Needed from the data below: all lines that contain the word "JSON".

Top of Records for processing

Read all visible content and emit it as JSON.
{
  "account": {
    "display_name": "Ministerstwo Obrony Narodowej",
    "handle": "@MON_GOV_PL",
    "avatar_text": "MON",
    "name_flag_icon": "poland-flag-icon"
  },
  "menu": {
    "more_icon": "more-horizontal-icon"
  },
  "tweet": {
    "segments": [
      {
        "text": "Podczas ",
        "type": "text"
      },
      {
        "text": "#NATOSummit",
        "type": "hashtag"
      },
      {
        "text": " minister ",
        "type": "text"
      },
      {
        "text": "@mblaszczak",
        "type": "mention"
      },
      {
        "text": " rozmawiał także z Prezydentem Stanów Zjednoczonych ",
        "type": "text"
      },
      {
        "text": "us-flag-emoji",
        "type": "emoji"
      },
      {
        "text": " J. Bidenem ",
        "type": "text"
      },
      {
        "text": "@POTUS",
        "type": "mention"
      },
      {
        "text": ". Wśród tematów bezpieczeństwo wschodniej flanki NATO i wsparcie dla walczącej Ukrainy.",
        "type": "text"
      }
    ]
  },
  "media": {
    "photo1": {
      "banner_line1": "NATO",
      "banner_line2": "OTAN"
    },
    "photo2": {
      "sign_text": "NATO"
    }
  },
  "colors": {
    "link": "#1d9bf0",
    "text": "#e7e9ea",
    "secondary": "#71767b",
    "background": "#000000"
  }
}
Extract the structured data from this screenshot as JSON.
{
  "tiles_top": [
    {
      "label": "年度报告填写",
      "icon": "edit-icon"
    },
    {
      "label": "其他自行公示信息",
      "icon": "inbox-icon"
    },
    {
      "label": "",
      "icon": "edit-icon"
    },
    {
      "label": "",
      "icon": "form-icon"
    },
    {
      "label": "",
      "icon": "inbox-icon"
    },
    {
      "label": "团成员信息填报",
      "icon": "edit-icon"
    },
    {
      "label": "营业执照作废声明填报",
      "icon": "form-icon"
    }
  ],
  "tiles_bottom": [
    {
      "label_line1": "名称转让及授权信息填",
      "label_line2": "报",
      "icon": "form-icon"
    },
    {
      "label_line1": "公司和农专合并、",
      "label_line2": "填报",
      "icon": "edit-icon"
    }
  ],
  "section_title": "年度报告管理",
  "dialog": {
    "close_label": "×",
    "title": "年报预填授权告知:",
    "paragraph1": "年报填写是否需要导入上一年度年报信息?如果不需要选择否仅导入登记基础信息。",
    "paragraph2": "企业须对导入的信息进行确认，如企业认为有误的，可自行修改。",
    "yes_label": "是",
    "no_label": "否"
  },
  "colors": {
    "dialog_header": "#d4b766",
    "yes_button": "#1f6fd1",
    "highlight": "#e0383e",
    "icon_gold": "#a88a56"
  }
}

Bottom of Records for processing

Output of the task —
Read all visible content and emit it as JSON.
Extract the structured data from this screenshot as JSON.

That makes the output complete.